Dataset entries
----

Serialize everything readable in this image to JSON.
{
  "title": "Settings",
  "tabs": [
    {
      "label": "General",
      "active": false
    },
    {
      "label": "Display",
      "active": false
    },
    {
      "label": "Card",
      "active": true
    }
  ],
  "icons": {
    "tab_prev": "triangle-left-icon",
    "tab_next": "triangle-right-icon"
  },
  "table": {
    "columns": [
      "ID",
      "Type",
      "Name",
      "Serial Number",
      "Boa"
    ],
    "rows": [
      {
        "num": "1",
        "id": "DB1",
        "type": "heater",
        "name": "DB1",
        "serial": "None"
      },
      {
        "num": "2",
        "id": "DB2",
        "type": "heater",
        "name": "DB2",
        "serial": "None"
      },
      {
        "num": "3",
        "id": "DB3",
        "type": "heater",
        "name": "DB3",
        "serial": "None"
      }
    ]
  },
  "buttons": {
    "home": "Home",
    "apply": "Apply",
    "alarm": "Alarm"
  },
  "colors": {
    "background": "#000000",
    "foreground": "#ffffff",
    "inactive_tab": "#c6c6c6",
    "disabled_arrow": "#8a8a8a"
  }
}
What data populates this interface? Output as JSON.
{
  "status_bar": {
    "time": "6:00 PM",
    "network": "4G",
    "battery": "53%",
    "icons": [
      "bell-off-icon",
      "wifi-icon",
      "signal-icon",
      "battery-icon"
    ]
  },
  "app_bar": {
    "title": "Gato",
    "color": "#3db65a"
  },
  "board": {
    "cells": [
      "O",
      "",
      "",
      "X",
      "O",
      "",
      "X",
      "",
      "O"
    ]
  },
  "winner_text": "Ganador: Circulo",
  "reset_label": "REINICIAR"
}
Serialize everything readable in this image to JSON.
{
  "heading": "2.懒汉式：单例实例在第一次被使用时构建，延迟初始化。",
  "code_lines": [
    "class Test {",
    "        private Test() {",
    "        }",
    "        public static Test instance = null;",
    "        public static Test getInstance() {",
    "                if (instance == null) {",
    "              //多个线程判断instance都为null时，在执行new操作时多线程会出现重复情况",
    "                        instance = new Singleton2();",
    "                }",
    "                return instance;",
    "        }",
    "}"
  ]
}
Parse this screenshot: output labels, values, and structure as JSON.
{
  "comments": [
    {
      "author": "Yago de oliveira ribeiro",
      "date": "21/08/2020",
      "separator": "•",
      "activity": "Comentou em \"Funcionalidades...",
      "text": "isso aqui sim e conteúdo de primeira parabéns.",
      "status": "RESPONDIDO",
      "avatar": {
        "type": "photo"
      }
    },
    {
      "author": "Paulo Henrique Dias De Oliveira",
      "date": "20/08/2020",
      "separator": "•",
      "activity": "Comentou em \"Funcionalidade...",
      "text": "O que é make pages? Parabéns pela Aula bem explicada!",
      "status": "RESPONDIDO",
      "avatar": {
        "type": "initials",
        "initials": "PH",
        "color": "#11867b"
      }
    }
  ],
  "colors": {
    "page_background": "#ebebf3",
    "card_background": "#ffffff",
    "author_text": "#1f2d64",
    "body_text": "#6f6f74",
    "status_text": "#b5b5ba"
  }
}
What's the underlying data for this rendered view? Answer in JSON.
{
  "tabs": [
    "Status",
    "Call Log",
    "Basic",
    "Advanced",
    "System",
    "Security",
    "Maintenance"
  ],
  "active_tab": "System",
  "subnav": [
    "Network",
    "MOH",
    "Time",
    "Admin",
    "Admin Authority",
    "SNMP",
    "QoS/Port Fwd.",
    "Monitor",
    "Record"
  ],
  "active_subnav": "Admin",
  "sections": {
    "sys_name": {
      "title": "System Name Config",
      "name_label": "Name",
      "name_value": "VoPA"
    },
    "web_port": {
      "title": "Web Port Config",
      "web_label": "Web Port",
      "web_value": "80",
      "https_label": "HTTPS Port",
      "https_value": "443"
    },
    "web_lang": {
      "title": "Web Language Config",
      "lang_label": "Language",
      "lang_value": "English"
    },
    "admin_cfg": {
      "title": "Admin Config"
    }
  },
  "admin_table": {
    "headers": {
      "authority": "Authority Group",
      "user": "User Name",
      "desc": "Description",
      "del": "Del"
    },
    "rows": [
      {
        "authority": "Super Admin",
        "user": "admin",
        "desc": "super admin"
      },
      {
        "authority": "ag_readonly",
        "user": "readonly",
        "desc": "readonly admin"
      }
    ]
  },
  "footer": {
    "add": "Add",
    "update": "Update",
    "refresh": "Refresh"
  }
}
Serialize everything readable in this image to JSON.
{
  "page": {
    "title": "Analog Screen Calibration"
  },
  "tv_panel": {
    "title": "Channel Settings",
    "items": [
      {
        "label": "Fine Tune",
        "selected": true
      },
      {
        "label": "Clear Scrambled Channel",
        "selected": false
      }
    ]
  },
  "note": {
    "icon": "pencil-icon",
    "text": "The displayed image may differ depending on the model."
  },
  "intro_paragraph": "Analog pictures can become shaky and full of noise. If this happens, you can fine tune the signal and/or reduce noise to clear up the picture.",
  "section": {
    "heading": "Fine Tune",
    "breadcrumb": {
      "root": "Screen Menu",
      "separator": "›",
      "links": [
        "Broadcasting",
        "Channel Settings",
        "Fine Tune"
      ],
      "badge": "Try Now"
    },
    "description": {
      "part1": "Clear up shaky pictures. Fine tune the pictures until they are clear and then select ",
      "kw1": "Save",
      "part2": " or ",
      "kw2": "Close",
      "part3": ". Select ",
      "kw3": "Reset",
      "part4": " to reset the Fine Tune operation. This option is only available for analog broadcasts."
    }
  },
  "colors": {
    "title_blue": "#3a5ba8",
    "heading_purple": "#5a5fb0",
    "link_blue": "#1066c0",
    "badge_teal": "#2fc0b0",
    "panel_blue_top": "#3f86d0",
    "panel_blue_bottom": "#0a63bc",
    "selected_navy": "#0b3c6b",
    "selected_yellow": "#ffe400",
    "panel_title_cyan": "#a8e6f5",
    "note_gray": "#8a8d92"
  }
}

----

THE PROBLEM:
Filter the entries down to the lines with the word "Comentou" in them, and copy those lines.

EXERCISE RESPONSE:
      "activity": "Comentou em \"Funcionalidades...",
      "activity": "Comentou em \"Funcionalidade...",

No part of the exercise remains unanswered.